I had a much more coherent and singular sense of self than usual with S-ketamine: I typically have competing fragments of my mind overlap with each other. So I spent half of an hour contemplating how believing in yourself is a good idea and how having stronger self-beliefs is more functional. I think this contemplation had a lasting impact on my week: I seemed to make decisions more quickly, be it what task to do next or simply what sandwich to have for lunch.
A few days later I tried a 6:1 S:R ratio, and the results were good and as expected: enough R-ketamine warmth, more S-ketamine depth.

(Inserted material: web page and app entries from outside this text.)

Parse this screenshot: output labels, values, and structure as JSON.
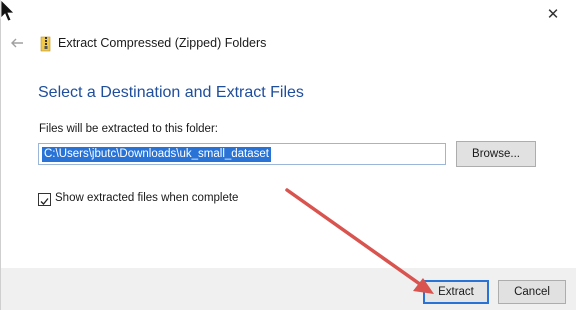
{
  "window": {
    "close_glyph": "✕",
    "title": "Extract Compressed (Zipped) Folders"
  },
  "main": {
    "heading": "Select a Destination and Extract Files",
    "folder_label": "Files will be extracted to this folder:",
    "path_value": "C:\\Users\\jbutc\\Downloads\\uk_small_dataset",
    "browse_label": "Browse...",
    "show_files_label": "Show extracted files when complete",
    "show_files_checked": true
  },
  "footer": {
    "extract_label": "Extract",
    "cancel_label": "Cancel"
  },
  "colors": {
    "heading_blue": "#1f4e9c",
    "selection_blue": "#2a73d6",
    "annotation_arrow_red": "#d9534f"
  },
  "icons": {
    "back": "back-arrow-icon",
    "folder": "zip-folder-icon",
    "close": "close-icon",
    "checkmark": "checkmark-icon",
    "cursor": "mouse-cursor-icon"
  }
}
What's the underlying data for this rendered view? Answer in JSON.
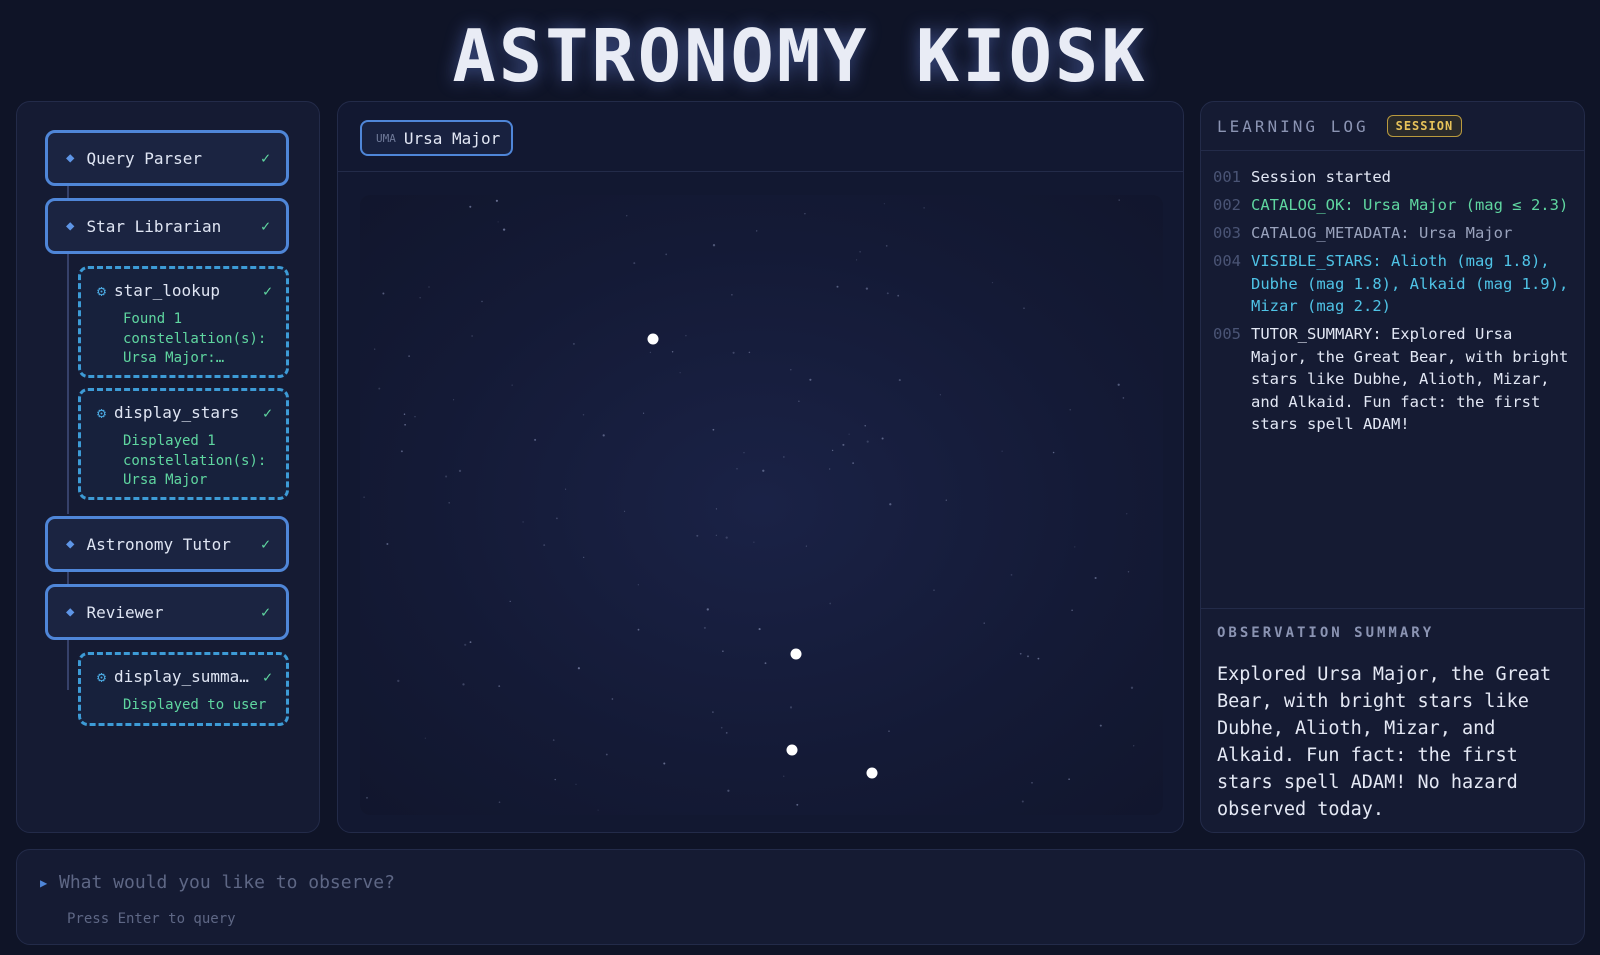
{
  "app": {
    "title": "ASTRONOMY KIOSK"
  },
  "pipeline": {
    "agents": [
      {
        "name": "Query Parser",
        "status": "✓"
      },
      {
        "name": "Star Librarian",
        "status": "✓"
      },
      {
        "name": "Astronomy Tutor",
        "status": "✓"
      },
      {
        "name": "Reviewer",
        "status": "✓"
      }
    ],
    "tools": [
      {
        "name": "star_lookup",
        "status": "✓",
        "result": "Found 1\nconstellation(s):\nUrsa Major:…"
      },
      {
        "name": "display_stars",
        "status": "✓",
        "result": "Displayed 1\nconstellation(s):\nUrsa Major"
      },
      {
        "name": "display_summa…",
        "status": "✓",
        "result": "Displayed to user"
      }
    ],
    "icons": {
      "agent": "diamond-icon",
      "tool": "gear-icon",
      "done": "check-icon"
    }
  },
  "star_map": {
    "tab": {
      "abbr": "UMA",
      "name": "Ursa Major"
    }
  },
  "log": {
    "title": "LEARNING LOG",
    "badge": "SESSION",
    "entries": [
      {
        "num": "001",
        "text": "Session started",
        "color": "#e2e7f4"
      },
      {
        "num": "002",
        "text": "CATALOG_OK: Ursa Major (mag ≤ 2.3)",
        "color": "#5fd6a0"
      },
      {
        "num": "003",
        "text": "CATALOG_METADATA: Ursa Major",
        "color": "#9aa3bd"
      },
      {
        "num": "004",
        "text": "VISIBLE_STARS: Alioth (mag 1.8),\nDubhe (mag 1.8), Alkaid (mag 1.9),\nMizar (mag 2.2)",
        "color": "#4fc3e6"
      },
      {
        "num": "005",
        "text": "TUTOR_SUMMARY: Explored Ursa\nMajor, the Great Bear, with bright\nstars like Dubhe, Alioth, Mizar,\nand Alkaid. Fun fact: the first\nstars spell ADAM!",
        "color": "#e2e7f4"
      }
    ]
  },
  "observation": {
    "title": "OBSERVATION SUMMARY",
    "text": "Explored Ursa Major, the Great Bear, with bright stars like Dubhe, Alioth, Mizar, and Alkaid. Fun fact: the first stars spell ADAM! No hazard observed today."
  },
  "query": {
    "placeholder": "What would you like to observe?",
    "value": "",
    "hint": "Press Enter to query"
  },
  "colors": {
    "accent": "#4f86d8",
    "success": "#5fd6a0",
    "badge": "#e7c25a",
    "background": "#0f1427"
  }
}
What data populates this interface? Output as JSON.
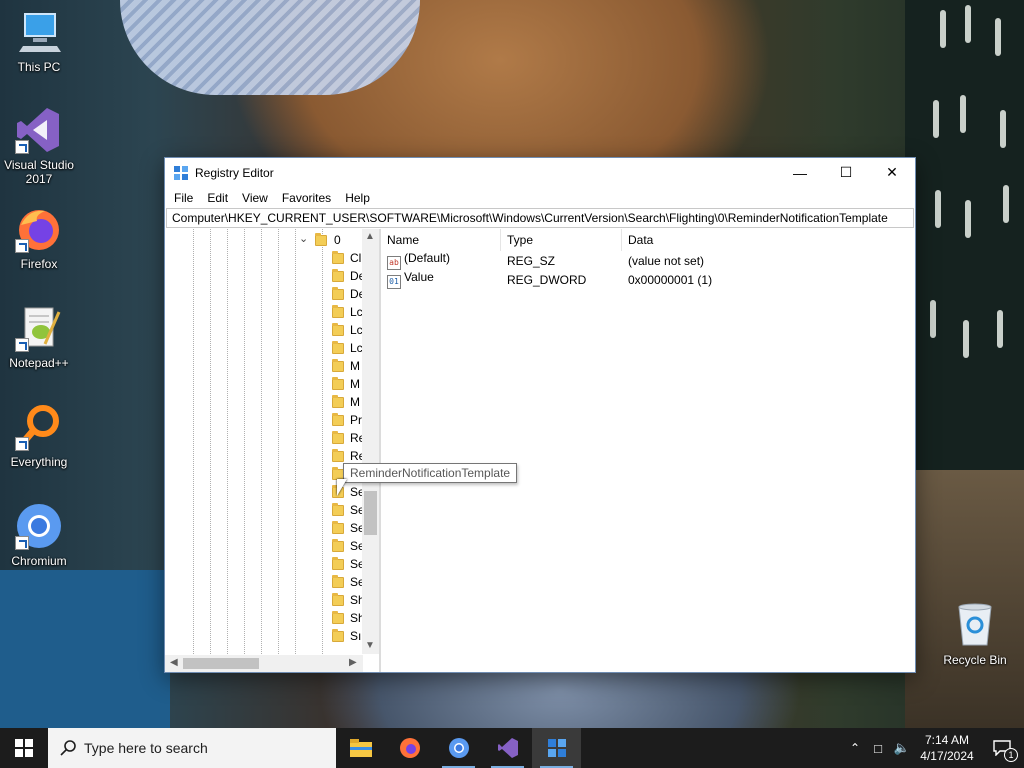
{
  "desktop": {
    "icons": [
      {
        "label": "This PC"
      },
      {
        "label": "Visual Studio 2017"
      },
      {
        "label": "Firefox"
      },
      {
        "label": "Notepad++"
      },
      {
        "label": "Everything"
      },
      {
        "label": "Chromium"
      },
      {
        "label": "Recycle Bin"
      }
    ]
  },
  "window": {
    "title": "Registry Editor",
    "controls": {
      "minimize": "—",
      "maximize": "☐",
      "close": "✕"
    },
    "menu": [
      "File",
      "Edit",
      "View",
      "Favorites",
      "Help"
    ],
    "address": "Computer\\HKEY_CURRENT_USER\\SOFTWARE\\Microsoft\\Windows\\CurrentVersion\\Search\\Flighting\\0\\ReminderNotificationTemplate",
    "tree": {
      "expanded_key": "0",
      "children": [
        "Cl",
        "De",
        "De",
        "Lc",
        "Lc",
        "Lc",
        "M",
        "M",
        "M",
        "Pr",
        "Re",
        "Re",
        "",
        "Se",
        "Se",
        "Se",
        "Se",
        "Se",
        "Se",
        "Sh",
        "Sh",
        "Sı"
      ]
    },
    "list": {
      "columns": [
        "Name",
        "Type",
        "Data"
      ],
      "rows": [
        {
          "icon": "string-value-icon",
          "icon_text": "ab",
          "name": "(Default)",
          "type": "REG_SZ",
          "data": "(value not set)"
        },
        {
          "icon": "dword-value-icon",
          "icon_text": "01",
          "name": "Value",
          "type": "REG_DWORD",
          "data": "0x00000001 (1)"
        }
      ]
    },
    "tooltip": "ReminderNotificationTemplate"
  },
  "taskbar": {
    "search_placeholder": "Type here to search",
    "pinned": [
      "file-explorer",
      "firefox",
      "chromium",
      "visual-studio",
      "registry-editor"
    ],
    "clock": {
      "time": "7:14 AM",
      "date": "4/17/2024"
    },
    "notification_count": "1"
  }
}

More experimentation would be good here. But so far it seems to me like the effect profile follows a fairly predictable dependency from the variable ratio. Perhaps it's useful to think of S-ketamine as the main drug, whose effects you can nicely tweak by adding 10-20% of R-ketamine. If you experiment with different ratios, please drop me a message on twitter or leave a comment here!
And Big Pharma CEOs, if after reading this you’re now mixing and snorting ketamine stereoisomers on your desks to find out the most lucrative one, don’t forget to pay me royalties!
Thanks for reading psychotechnology! Subscribe for free to receive new posts and support my work.